Contrast can be attained by grouping opposites together, whether the opposite factor be one of size, shape, colour, structure, light and shade, the system of lines or whatever. Contrast is one of the most powerful means of expression, as it attracts attention and enlivens and brightens the composition. That is why shady areas should be alternated with well-lit ones, light-coloured statues placed in front of dark backgrounds and so on. It is also effective to combine contrasts of stillness and movement that show up best on close observation, such as the movement of a frothy waterfall descending on the calm surface of a pond.

The incorrect or excessive use of contrast, however, leads to disquiet, fragmentation and lack of truth. Both harmony and contrast must be used in reasonable measure. An excess of harmony makes the composition dull, an excess of contrast makes it confused and breaks up the view.

Wednesday, November 01, 2006

Artistic Garden

People spend a great deal of time not only in their homes but also in their gardens; children grow up there and family relationships are formed. For these very good reasons, the artistic effect of this environment should not be a matter of indifference. If we think of a garden from this point of view we shall consider its beauty to be a vital feature -- quite as important as its economic yield.

A beautiful garden does not come into being througha random collection of beautiful items. If, at the same time, we do not plan their mutual artistic relationships the result -- at best, will be a collection of beautiful items, but not a beautiful garden. No exact rules can be laid down for planning an artistic garden, because allowance must be made for individual tastes,m but at least some generally valid aesthetic principles can be given.

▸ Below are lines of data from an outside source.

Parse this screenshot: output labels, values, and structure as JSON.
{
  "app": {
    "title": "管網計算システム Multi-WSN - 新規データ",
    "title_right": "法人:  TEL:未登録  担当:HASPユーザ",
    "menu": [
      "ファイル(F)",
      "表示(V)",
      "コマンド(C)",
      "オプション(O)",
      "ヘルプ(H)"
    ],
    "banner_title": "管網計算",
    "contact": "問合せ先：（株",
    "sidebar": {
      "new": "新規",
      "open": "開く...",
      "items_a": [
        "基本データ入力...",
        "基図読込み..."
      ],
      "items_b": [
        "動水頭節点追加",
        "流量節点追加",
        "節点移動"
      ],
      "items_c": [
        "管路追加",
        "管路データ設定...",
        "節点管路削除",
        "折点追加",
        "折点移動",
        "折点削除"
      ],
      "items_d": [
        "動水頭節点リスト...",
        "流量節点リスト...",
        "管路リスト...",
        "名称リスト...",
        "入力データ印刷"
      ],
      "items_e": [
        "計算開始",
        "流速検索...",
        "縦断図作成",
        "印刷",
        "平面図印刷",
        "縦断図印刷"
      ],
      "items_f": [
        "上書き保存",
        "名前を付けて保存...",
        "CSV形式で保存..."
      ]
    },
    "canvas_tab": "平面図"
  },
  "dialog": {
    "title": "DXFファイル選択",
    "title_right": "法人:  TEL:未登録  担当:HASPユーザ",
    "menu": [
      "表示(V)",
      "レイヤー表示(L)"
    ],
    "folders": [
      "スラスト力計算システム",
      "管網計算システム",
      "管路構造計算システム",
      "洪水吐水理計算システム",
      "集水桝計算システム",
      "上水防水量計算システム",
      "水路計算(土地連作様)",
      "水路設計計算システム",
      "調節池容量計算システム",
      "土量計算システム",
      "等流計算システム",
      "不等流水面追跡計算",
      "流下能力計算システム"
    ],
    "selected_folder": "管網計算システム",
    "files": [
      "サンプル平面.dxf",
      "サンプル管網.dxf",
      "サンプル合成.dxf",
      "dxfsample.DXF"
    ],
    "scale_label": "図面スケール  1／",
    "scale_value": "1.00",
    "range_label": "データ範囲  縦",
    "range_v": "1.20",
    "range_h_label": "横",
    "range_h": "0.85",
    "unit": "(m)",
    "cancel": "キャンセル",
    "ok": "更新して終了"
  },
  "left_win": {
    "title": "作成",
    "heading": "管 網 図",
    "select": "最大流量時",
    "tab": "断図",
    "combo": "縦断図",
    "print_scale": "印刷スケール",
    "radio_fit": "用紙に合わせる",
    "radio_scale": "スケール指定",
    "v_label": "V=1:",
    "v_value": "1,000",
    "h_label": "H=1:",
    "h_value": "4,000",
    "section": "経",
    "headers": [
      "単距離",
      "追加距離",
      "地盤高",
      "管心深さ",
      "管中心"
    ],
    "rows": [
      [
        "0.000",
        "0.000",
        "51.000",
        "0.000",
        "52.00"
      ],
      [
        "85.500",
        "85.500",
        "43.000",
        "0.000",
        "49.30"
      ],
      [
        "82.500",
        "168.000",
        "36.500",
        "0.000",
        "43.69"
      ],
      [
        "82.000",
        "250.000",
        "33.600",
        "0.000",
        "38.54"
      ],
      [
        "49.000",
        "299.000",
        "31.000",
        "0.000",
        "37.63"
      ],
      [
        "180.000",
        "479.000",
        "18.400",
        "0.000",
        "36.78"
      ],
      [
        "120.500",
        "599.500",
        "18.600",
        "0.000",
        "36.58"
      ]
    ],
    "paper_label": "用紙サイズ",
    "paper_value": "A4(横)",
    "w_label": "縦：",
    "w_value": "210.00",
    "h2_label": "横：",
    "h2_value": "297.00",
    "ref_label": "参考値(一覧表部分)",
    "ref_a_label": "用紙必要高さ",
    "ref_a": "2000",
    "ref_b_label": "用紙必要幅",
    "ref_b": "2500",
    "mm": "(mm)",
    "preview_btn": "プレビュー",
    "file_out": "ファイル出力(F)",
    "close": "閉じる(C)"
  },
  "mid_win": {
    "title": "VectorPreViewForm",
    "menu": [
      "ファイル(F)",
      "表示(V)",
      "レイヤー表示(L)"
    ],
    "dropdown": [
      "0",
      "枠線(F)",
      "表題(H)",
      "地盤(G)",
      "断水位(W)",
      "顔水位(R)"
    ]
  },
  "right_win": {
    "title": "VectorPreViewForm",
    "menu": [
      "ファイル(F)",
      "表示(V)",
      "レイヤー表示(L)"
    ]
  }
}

The artistic planning of a garden is basically guided by the same generally valid rules that apply in other forms of artistic creation. In the first place it must be based on the aesthetic qualities of all the natural elements used, as these will always be the most essential components. Very important roles are played by the special function of planting, the effectiveness of the forms and textures of the green areas, and also the use of colour, light and shade and so on. Then too, an artistic conception of a garden means that the economic and aesthetic aspects must be regarded as a whole, not separately.

Grouping Plants Artistically A beautiful garden does not take shape automatically, by the mere intorduction of beautiful plants. Good results can only be achieved by respecting the relationships between the plants themselves and between them and the garden as a whole. The beauty of many shrubs, for instance, can only be fully appreciated in certain combinations with other plants, buildings or spaces.

There are two basic principles involved in the artistic planning of a decorative garden, that is, two ways of combining decorative plants. The first groups them according to purely aesthetic rules and relationships, the second according to their natural occurrence in the wild.

Planting According To Aesthetic Rules
1. Group plants according to the colour of their flowers, either so that the colours harmonize or are in pleasing contrast.
2. Associate plants according to similar qualities. For example maples, whith their typical palmately lobed leaves, combine well with plane trees, which have similarly shaped leaves. In a small area of the garden there might be a group linked by the analogous qualities of the various species, for instance a corner of dwarf conifers or one composed of predominantly blue or red flowering plants.